[App and web page records]
*** Block opens ***

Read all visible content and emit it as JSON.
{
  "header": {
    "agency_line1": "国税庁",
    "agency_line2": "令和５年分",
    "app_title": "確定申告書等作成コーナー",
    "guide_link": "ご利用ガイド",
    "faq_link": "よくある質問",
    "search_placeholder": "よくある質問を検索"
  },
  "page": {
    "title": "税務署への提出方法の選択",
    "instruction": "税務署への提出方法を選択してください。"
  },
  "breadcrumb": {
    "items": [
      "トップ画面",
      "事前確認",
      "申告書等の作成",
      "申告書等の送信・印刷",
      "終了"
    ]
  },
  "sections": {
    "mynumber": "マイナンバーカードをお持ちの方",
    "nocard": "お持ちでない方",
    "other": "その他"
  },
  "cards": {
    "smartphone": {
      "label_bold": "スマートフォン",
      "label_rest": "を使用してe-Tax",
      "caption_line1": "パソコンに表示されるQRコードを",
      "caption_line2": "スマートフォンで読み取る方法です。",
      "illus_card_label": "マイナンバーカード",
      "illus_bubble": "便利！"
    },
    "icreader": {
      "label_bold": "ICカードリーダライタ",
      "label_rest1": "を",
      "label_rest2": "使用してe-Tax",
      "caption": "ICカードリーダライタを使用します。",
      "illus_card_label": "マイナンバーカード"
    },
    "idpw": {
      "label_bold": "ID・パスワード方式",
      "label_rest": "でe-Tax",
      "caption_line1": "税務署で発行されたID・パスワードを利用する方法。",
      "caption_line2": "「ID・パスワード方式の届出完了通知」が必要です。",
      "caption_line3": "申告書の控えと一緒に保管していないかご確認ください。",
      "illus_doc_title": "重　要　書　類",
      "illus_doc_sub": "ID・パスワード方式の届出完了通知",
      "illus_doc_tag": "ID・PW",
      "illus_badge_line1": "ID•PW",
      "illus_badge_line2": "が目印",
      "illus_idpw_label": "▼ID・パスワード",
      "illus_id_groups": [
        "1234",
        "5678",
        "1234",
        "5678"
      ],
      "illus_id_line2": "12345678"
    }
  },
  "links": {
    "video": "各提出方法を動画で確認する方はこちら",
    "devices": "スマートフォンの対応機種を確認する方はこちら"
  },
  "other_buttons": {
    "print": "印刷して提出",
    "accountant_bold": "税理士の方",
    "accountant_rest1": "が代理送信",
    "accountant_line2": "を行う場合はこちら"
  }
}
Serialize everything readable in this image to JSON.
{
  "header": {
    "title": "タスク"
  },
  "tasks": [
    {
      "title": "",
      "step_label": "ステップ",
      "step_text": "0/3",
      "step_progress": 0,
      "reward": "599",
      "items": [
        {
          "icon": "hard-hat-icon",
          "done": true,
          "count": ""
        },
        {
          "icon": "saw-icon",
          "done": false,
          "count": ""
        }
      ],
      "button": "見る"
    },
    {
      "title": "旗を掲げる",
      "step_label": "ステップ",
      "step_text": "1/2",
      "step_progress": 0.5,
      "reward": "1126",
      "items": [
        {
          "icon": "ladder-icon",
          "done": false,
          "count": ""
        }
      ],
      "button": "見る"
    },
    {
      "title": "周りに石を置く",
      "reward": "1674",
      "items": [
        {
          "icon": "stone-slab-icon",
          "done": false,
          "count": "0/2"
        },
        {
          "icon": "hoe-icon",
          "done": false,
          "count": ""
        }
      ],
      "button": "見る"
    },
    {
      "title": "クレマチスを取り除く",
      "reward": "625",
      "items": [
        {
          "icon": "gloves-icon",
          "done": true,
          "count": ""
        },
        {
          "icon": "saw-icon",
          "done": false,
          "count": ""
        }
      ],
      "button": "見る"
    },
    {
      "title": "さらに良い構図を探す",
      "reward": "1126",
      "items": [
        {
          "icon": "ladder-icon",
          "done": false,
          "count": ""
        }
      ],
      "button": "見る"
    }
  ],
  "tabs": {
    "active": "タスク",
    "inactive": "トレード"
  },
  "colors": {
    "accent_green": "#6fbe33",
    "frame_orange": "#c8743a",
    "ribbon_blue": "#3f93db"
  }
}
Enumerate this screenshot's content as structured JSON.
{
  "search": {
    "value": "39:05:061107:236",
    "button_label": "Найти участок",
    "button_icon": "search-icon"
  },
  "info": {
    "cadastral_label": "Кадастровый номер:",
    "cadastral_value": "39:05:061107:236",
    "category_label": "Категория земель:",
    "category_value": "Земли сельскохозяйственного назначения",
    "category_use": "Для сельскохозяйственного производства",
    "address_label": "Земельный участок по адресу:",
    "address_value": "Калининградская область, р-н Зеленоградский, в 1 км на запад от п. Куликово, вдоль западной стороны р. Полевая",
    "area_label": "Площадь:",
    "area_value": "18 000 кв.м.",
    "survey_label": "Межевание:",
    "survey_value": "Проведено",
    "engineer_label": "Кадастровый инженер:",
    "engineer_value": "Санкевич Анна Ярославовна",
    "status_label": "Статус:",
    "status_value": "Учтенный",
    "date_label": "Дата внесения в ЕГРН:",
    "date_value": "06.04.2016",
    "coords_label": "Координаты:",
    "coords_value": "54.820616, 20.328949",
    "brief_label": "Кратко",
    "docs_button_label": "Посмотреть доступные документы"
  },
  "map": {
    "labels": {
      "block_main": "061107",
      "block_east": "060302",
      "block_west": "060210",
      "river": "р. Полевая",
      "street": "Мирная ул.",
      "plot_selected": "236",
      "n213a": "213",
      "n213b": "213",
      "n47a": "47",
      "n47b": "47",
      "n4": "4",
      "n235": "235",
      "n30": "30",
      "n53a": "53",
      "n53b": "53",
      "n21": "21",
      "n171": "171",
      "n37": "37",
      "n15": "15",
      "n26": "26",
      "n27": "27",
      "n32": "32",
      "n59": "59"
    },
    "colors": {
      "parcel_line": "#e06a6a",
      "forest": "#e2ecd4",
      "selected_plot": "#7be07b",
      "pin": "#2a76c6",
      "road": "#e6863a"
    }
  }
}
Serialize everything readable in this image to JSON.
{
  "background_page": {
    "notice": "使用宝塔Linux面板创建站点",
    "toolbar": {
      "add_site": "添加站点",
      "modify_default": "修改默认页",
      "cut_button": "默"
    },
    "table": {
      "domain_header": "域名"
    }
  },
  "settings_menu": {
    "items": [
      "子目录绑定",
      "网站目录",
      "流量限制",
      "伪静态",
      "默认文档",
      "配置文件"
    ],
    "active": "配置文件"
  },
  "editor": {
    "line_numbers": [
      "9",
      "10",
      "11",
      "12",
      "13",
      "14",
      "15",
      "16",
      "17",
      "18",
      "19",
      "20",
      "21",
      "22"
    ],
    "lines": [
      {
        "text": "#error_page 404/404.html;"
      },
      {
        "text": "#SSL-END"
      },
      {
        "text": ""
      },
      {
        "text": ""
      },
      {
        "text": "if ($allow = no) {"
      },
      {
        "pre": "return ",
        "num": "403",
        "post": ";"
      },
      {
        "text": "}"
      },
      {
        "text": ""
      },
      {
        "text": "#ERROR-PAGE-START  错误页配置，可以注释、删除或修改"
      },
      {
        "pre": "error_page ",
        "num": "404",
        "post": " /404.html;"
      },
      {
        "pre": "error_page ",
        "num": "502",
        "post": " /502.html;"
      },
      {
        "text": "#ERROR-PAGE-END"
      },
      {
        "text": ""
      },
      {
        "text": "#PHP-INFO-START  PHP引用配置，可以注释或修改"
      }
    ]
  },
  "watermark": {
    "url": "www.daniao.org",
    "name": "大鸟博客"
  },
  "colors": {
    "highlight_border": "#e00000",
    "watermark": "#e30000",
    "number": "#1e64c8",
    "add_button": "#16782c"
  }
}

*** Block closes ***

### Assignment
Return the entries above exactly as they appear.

### Answer area
Read all visible content and emit it as JSON.
{
  "header": {
    "agency_line1": "国税庁",
    "agency_line2": "令和５年分",
    "app_title": "確定申告書等作成コーナー",
    "guide_link": "ご利用ガイド",
    "faq_link": "よくある質問",
    "search_placeholder": "よくある質問を検索"
  },
  "page": {
    "title": "税務署への提出方法の選択",
    "instruction": "税務署への提出方法を選択してください。"
  },
  "breadcrumb": {
    "items": [
      "トップ画面",
      "事前確認",
      "申告書等の作成",
      "申告書等の送信・印刷",
      "終了"
    ]
  },
  "sections": {
    "mynumber": "マイナンバーカードをお持ちの方",
    "nocard": "お持ちでない方",
    "other": "その他"
  },
  "cards": {
    "smartphone": {
      "label_bold": "スマートフォン",
      "label_rest": "を使用してe-Tax",
      "caption_line1": "パソコンに表示されるQRコードを",
      "caption_line2": "スマートフォンで読み取る方法です。",
      "illus_card_label": "マイナンバーカード",
      "illus_bubble": "便利！"
    },
    "icreader": {
      "label_bold": "ICカードリーダライタ",
      "label_rest1": "を",
      "label_rest2": "使用してe-Tax",
      "caption": "ICカードリーダライタを使用します。",
      "illus_card_label": "マイナンバーカード"
    },
    "idpw": {
      "label_bold": "ID・パスワード方式",
      "label_rest": "でe-Tax",
      "caption_line1": "税務署で発行されたID・パスワードを利用する方法。",
      "caption_line2": "「ID・パスワード方式の届出完了通知」が必要です。",
      "caption_line3": "申告書の控えと一緒に保管していないかご確認ください。",
      "illus_doc_title": "重　要　書　類",
      "illus_doc_sub": "ID・パスワード方式の届出完了通知",
      "illus_doc_tag": "ID・PW",
      "illus_badge_line1": "ID•PW",
      "illus_badge_line2": "が目印",
      "illus_idpw_label": "▼ID・パスワード",
      "illus_id_groups": [
        "1234",
        "5678",
        "1234",
        "5678"
      ],
      "illus_id_line2": "12345678"
    }
  },
  "links": {
    "video": "各提出方法を動画で確認する方はこちら",
    "devices": "スマートフォンの対応機種を確認する方はこちら"
  },
  "other_buttons": {
    "print": "印刷して提出",
    "accountant_bold": "税理士の方",
    "accountant_rest1": "が代理送信",
    "accountant_line2": "を行う場合はこちら"
  }
}
Serialize everything readable in this image to JSON.
{
  "header": {
    "title": "タスク"
  },
  "tasks": [
    {
      "title": "",
      "step_label": "ステップ",
      "step_text": "0/3",
      "step_progress": 0,
      "reward": "599",
      "items": [
        {
          "icon": "hard-hat-icon",
          "done": true,
          "count": ""
        },
        {
          "icon": "saw-icon",
          "done": false,
          "count": ""
        }
      ],
      "button": "見る"
    },
    {
      "title": "旗を掲げる",
      "step_label": "ステップ",
      "step_text": "1/2",
      "step_progress": 0.5,
      "reward": "1126",
      "items": [
        {
          "icon": "ladder-icon",
          "done": false,
          "count": ""
        }
      ],
      "button": "見る"
    },
    {
      "title": "周りに石を置く",
      "reward": "1674",
      "items": [
        {
          "icon": "stone-slab-icon",
          "done": false,
          "count": "0/2"
        },
        {
          "icon": "hoe-icon",
          "done": false,
          "count": ""
        }
      ],
      "button": "見る"
    },
    {
      "title": "クレマチスを取り除く",
      "reward": "625",
      "items": [
        {
          "icon": "gloves-icon",
          "done": true,
          "count": ""
        },
        {
          "icon": "saw-icon",
          "done": false,
          "count": ""
        }
      ],
      "button": "見る"
    },
    {
      "title": "さらに良い構図を探す",
      "reward": "1126",
      "items": [
        {
          "icon": "ladder-icon",
          "done": false,
          "count": ""
        }
      ],
      "button": "見る"
    }
  ],
  "tabs": {
    "active": "タスク",
    "inactive": "トレード"
  },
  "colors": {
    "accent_green": "#6fbe33",
    "frame_orange": "#c8743a",
    "ribbon_blue": "#3f93db"
  }
}
Enumerate this screenshot's content as structured JSON.
{
  "search": {
    "value": "39:05:061107:236",
    "button_label": "Найти участок",
    "button_icon": "search-icon"
  },
  "info": {
    "cadastral_label": "Кадастровый номер:",
    "cadastral_value": "39:05:061107:236",
    "category_label": "Категория земель:",
    "category_value": "Земли сельскохозяйственного назначения",
    "category_use": "Для сельскохозяйственного производства",
    "address_label": "Земельный участок по адресу:",
    "address_value": "Калининградская область, р-н Зеленоградский, в 1 км на запад от п. Куликово, вдоль западной стороны р. Полевая",
    "area_label": "Площадь:",
    "area_value": "18 000 кв.м.",
    "survey_label": "Межевание:",
    "survey_value": "Проведено",
    "engineer_label": "Кадастровый инженер:",
    "engineer_value": "Санкевич Анна Ярославовна",
    "status_label": "Статус:",
    "status_value": "Учтенный",
    "date_label": "Дата внесения в ЕГРН:",
    "date_value": "06.04.2016",
    "coords_label": "Координаты:",
    "coords_value": "54.820616, 20.328949",
    "brief_label": "Кратко",
    "docs_button_label": "Посмотреть доступные документы"
  },
  "map": {
    "labels": {
      "block_main": "061107",
      "block_east": "060302",
      "block_west": "060210",
      "river": "р. Полевая",
      "street": "Мирная ул.",
      "plot_selected": "236",
      "n213a": "213",
      "n213b": "213",
      "n47a": "47",
      "n47b": "47",
      "n4": "4",
      "n235": "235",
      "n30": "30",
      "n53a": "53",
      "n53b": "53",
      "n21": "21",
      "n171": "171",
      "n37": "37",
      "n15": "15",
      "n26": "26",
      "n27": "27",
      "n32": "32",
      "n59": "59"
    },
    "colors": {
      "parcel_line": "#e06a6a",
      "forest": "#e2ecd4",
      "selected_plot": "#7be07b",
      "pin": "#2a76c6",
      "road": "#e6863a"
    }
  }
}
Serialize everything readable in this image to JSON.
{
  "background_page": {
    "notice": "使用宝塔Linux面板创建站点",
    "toolbar": {
      "add_site": "添加站点",
      "modify_default": "修改默认页",
      "cut_button": "默"
    },
    "table": {
      "domain_header": "域名"
    }
  },
  "settings_menu": {
    "items": [
      "子目录绑定",
      "网站目录",
      "流量限制",
      "伪静态",
      "默认文档",
      "配置文件"
    ],
    "active": "配置文件"
  },
  "editor": {
    "line_numbers": [
      "9",
      "10",
      "11",
      "12",
      "13",
      "14",
      "15",
      "16",
      "17",
      "18",
      "19",
      "20",
      "21",
      "22"
    ],
    "lines": [
      {
        "text": "#error_page 404/404.html;"
      },
      {
        "text": "#SSL-END"
      },
      {
        "text": ""
      },
      {
        "text": ""
      },
      {
        "text": "if ($allow = no) {"
      },
      {
        "pre": "return ",
        "num": "403",
        "post": ";"
      },
      {
        "text": "}"
      },
      {
        "text": ""
      },
      {
        "text": "#ERROR-PAGE-START  错误页配置，可以注释、删除或修改"
      },
      {
        "pre": "error_page ",
        "num": "404",
        "post": " /404.html;"
      },
      {
        "pre": "error_page ",
        "num": "502",
        "post": " /502.html;"
      },
      {
        "text": "#ERROR-PAGE-END"
      },
      {
        "text": ""
      },
      {
        "text": "#PHP-INFO-START  PHP引用配置，可以注释或修改"
      }
    ]
  },
  "watermark": {
    "url": "www.daniao.org",
    "name": "大鸟博客"
  },
  "colors": {
    "highlight_border": "#e00000",
    "watermark": "#e30000",
    "number": "#1e64c8",
    "add_button": "#16782c"
  }
}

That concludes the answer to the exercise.